Romania's Prime Minister Mihai-Razvan Ungureanu Reuters

Romania's government, in office for only two months, was toppled by a vote of no confidence Friday making it the second European leadership within a week to collapse in the face of internal debate over the pace and scope of austerity measures.

Opposition parties gathered 235 votes - four more than necessary in the 460-seat Parliament - to oust the newly-elected government of Prime Minister Mihai-Razvan Ungureanu. Debate within Romania had been raging for weeks over the government's plans to reduce its budget deficit from 4.4 percent in 2011. Ungureanu had set a target of 1.9 percent for this year in a plan that had tabled 25 percent public sector salary cuts and tax increases. He took office after the resignation of Emil Boc in the face of violent protests linked to his own austerity programme.

Romania recently secured €5bn loan package from the IMF and the European Union last year in an effort to firewall itself from the region's sovereign debt crisis. Romania's IMF spokesperson, Mihai Tanasescu, told Reuters that the Fund would halt its days old review of the loan following the no confidence vote.
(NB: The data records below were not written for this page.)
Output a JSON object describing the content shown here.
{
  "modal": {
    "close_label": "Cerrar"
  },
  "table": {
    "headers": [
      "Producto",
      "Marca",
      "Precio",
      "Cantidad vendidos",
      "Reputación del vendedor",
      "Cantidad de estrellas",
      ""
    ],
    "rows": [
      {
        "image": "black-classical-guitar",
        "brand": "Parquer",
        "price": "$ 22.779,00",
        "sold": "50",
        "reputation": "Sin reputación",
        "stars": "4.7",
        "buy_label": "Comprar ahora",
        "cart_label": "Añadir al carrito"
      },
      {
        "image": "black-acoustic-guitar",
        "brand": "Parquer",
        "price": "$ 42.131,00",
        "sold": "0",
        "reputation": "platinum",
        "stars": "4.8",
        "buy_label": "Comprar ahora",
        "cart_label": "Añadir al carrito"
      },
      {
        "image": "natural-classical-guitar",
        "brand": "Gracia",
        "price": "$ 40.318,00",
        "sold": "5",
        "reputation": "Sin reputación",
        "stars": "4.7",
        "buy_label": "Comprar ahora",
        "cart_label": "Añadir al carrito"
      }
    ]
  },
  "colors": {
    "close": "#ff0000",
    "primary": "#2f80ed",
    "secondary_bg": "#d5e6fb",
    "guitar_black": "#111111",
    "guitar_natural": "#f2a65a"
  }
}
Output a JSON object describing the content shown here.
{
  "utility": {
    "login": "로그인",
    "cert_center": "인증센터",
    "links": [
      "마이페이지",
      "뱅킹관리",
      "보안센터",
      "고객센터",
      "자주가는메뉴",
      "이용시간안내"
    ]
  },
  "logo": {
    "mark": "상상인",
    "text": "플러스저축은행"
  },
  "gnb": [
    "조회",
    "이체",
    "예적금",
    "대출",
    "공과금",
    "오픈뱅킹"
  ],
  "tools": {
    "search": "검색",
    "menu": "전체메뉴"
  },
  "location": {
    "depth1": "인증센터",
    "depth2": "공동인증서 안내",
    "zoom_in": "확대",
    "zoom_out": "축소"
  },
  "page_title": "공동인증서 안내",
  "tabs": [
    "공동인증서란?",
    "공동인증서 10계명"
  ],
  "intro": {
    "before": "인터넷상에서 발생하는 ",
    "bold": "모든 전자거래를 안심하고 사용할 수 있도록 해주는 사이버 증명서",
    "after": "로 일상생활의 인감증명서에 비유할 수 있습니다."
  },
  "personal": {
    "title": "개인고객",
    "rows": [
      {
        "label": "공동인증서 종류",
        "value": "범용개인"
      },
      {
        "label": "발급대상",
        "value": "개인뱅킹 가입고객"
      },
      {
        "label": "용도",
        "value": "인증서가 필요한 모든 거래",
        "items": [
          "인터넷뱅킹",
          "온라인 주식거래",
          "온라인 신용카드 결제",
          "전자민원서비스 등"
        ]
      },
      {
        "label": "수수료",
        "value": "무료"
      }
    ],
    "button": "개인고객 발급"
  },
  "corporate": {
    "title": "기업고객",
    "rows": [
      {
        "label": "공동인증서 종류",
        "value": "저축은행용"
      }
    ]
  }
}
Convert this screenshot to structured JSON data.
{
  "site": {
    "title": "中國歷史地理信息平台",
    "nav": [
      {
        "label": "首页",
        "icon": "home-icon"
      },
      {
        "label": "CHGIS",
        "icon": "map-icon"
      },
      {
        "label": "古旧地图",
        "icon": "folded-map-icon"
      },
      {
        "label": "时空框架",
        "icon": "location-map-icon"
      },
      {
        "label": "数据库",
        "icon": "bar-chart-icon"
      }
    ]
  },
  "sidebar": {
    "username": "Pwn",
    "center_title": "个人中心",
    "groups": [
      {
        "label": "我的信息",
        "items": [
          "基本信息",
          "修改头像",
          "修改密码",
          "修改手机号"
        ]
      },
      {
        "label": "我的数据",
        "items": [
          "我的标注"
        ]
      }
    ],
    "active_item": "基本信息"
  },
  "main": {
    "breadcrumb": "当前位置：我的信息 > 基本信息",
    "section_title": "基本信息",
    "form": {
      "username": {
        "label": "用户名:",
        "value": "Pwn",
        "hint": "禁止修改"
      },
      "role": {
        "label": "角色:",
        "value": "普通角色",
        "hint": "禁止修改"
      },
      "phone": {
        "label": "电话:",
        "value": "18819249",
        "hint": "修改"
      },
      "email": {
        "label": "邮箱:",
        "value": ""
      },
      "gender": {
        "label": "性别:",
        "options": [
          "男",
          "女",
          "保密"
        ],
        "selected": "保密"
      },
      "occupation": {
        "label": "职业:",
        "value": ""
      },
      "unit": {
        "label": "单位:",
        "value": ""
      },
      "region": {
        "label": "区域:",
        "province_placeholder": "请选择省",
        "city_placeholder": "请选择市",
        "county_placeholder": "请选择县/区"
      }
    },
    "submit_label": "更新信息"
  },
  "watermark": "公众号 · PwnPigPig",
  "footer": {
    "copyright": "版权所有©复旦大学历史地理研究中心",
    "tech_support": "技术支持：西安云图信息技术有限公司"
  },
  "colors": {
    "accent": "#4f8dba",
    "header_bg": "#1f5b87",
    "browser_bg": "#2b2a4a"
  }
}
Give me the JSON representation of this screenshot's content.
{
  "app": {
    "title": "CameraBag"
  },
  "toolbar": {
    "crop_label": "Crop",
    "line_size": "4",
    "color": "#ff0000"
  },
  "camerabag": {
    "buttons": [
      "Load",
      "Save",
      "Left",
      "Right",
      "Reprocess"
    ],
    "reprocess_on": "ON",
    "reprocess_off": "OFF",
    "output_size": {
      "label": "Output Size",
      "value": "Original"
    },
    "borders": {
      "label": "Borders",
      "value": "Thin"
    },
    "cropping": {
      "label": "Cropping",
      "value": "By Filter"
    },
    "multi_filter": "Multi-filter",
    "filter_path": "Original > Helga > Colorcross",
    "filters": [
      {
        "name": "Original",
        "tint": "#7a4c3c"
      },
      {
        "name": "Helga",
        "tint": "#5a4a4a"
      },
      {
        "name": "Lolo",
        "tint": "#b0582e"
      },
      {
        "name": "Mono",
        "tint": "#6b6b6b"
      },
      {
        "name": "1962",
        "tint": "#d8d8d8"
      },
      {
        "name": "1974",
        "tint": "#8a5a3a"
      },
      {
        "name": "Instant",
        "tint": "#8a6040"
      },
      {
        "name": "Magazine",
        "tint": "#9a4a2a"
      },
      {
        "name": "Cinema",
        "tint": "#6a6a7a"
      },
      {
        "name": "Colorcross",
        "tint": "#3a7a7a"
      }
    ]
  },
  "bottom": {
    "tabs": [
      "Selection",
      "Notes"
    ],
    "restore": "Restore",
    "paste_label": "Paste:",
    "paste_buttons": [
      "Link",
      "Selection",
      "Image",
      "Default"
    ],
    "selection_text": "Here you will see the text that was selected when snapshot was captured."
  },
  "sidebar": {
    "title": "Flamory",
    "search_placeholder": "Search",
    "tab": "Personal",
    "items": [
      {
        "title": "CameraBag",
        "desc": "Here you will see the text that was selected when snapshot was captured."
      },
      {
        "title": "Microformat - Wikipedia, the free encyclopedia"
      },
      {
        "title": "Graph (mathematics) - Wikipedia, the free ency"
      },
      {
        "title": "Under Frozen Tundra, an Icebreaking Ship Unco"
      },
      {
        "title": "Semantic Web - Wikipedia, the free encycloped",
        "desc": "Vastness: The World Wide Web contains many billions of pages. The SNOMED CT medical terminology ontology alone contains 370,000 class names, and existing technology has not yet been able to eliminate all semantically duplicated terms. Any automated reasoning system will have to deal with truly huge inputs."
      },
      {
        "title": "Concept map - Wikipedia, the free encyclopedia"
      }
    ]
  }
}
Romania has yet to draw from the funds.

Romania's currency, the Leu, fell to a record low 4.4010 against the euro, following the government's defeat. In an odd development Friday following the vote, Romania's Finance Ministry said it plans to sell 3.8bn ($1.15bn) in Leu-denominated debt next month.

Earlier this week, the coalition government in the Netherlands resigned after failing to agree on budget terms that would meet EU targets for deficit reduction.

Prime Minister and Liberal Party leader Mark Rutte will formally offer a cabinet resignation statement to Queen Beatrix later today, Dutch broadcaster RTL reported, after an emergency debate failed to stabilise the government after the withdraw of coalition partner's Geert Wilders's Freedom Party over the weekend. Opposition Labor Party leader Diederik Samson has said he will only support deficit reduction measures - inside an agreed budget - if a general election is held in September, three years earlier than scheduled.